Build: Despite the fact that it is the same size 5.5-inch display, the Pixel XL is smaller and lighter than the 7 Plus. The quality of the construction is on a par with the iPhone 7 Plus, and that says a lot.
Battery life: The XL has a “Doze” mode, which excels in the drawing of the minimum of the energy of the battery when the phone is not in use. This alone can be the life of the batteries out of the iPhone 7 Plus for me. But with active use, the two phones are in the area. This YouTube-test, it is instructive to show how close the life of the battery can be for the two phones. I can usually squeeze a day and a half (or more) of both phones. I call it a tie.
User experience: I’ve had enough back and forth between iphone/ipad / iPhone and Android, that I still think iOS is a slightly more refined experience, since Apple has had more practice on the integration of the hardware and software. That said, Google is well on the way to replicate that hardware-software coherence with the Pixel phone. That is one of the reasons that Google started making its own phones, and that I can only expect this to improve in the future.

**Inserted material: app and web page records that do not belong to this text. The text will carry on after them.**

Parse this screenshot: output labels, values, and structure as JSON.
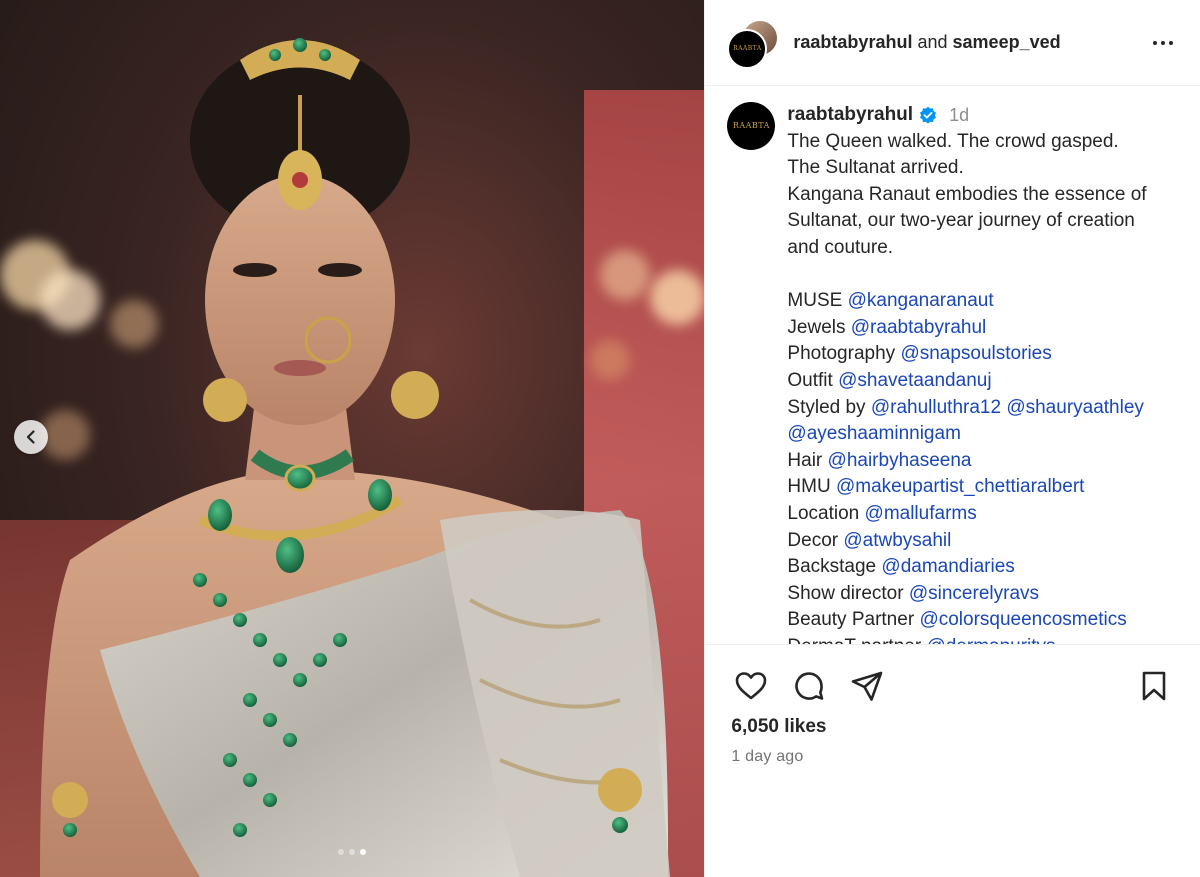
{
  "header": {
    "user_primary": "raabtabyrahul",
    "joiner": "and",
    "user_secondary": "sameep_ved",
    "logo_text": "RAABTA"
  },
  "caption": {
    "username": "raabtabyrahul",
    "time_short": "1d",
    "lines": [
      {
        "text": "The Queen walked. The crowd gasped."
      },
      {
        "text": "The Sultanat arrived."
      },
      {
        "text": "Kangana Ranaut embodies the essence of"
      },
      {
        "text": "Sultanat, our two-year journey of creation"
      },
      {
        "text": "and couture."
      }
    ],
    "credits": [
      {
        "label": "MUSE",
        "mentions": [
          "@kanganaranaut"
        ]
      },
      {
        "label": "Jewels",
        "mentions": [
          "@raabtabyrahul"
        ]
      },
      {
        "label": "Photography",
        "mentions": [
          "@snapsoulstories"
        ]
      },
      {
        "label": "Outfit",
        "mentions": [
          "@shavetaandanuj"
        ]
      },
      {
        "label": "Styled by",
        "mentions": [
          "@rahulluthra12",
          "@shauryaathley"
        ]
      },
      {
        "label": "",
        "mentions": [
          "@ayeshaaminnigam"
        ]
      },
      {
        "label": "Hair",
        "mentions": [
          "@hairbyhaseena"
        ]
      },
      {
        "label": "HMU",
        "mentions": [
          "@makeupartist_chettiaralbert"
        ]
      },
      {
        "label": "Location",
        "mentions": [
          "@mallufarms"
        ]
      },
      {
        "label": "Decor",
        "mentions": [
          "@atwbysahil"
        ]
      },
      {
        "label": "Backstage",
        "mentions": [
          "@damandiaries"
        ]
      },
      {
        "label": "Show director",
        "mentions": [
          "@sincerelyravs"
        ]
      },
      {
        "label": "Beauty Partner",
        "mentions": [
          "@colorsqueencosmetics"
        ]
      },
      {
        "label": "DermaT partner",
        "mentions": [
          "@dermapuritys"
        ]
      }
    ]
  },
  "actions": {
    "like_icon": "heart-icon",
    "comment_icon": "comment-icon",
    "share_icon": "paper-plane-icon",
    "save_icon": "bookmark-icon"
  },
  "stats": {
    "likes": "6,050 likes",
    "posted": "1 day ago"
  },
  "carousel": {
    "slide_count": 3,
    "active_index": 2
  },
  "colors": {
    "accent_link": "#1a47b8",
    "verified_blue": "#0095f6",
    "muted": "#737373"
  }
}
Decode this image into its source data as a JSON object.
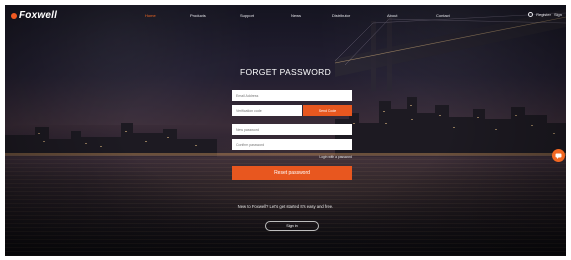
{
  "brand": {
    "name": "Foxwell"
  },
  "nav": {
    "items": [
      {
        "label": "Home",
        "active": true
      },
      {
        "label": "Products",
        "active": false
      },
      {
        "label": "Support",
        "active": false
      },
      {
        "label": "News",
        "active": false
      },
      {
        "label": "Distributor",
        "active": false
      },
      {
        "label": "About",
        "active": false
      },
      {
        "label": "Contact",
        "active": false
      }
    ]
  },
  "header_right": {
    "register": "Register",
    "signin": "Sign"
  },
  "form": {
    "title": "FORGET PASSWORD",
    "email_placeholder": "Email Address",
    "code_placeholder": "Verification code",
    "send_code_label": "Send Code",
    "new_password_placeholder": "New password",
    "confirm_password_placeholder": "Confirm password",
    "login_link": "Login with a password",
    "reset_label": "Reset password",
    "new_to_text": "New to Foxwell? Let's get started It's easy and free.",
    "signin_label": "Sign in"
  },
  "icons": {
    "search": "search-icon",
    "chat": "chat-icon"
  },
  "colors": {
    "accent": "#e8571f",
    "nav_active": "#f26722",
    "text_light": "#ffffff"
  }
}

Shortcomings: The Pixel XL is not water-resistant as the iPhone 7 Plus and the camera does not have the 7 Plus’ optical zoom. Also raw performance indicators have the tendency to favor the iPhone 7 Plus. These are some non-trivial things to keep in mind.
The Pixel XL starts at $769.